A single number is the answer here: how many lines below include "icon"?

Start of Given records

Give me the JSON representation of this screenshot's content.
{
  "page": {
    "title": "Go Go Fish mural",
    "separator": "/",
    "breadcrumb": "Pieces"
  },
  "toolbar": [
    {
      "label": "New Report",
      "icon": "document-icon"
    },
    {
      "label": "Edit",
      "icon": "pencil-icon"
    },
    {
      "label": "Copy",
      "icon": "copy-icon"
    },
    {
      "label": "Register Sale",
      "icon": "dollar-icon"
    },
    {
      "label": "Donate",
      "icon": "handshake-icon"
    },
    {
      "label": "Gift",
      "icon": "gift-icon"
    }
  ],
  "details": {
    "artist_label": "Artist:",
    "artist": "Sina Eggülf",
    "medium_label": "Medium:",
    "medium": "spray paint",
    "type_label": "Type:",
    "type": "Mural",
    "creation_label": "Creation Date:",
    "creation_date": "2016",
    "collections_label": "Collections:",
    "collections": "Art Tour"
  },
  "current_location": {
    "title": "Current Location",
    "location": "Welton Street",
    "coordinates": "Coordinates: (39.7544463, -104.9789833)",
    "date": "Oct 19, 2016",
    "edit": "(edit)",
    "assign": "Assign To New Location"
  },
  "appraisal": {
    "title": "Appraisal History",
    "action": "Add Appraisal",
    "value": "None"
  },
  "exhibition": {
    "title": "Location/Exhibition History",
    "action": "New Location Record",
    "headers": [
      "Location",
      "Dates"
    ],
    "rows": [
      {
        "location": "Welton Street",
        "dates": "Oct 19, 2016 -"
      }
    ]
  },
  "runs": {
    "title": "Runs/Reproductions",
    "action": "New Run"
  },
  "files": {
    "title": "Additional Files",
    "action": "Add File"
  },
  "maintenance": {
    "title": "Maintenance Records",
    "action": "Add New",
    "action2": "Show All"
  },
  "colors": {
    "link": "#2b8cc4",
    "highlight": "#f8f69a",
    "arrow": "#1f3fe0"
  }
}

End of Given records

Answer: 6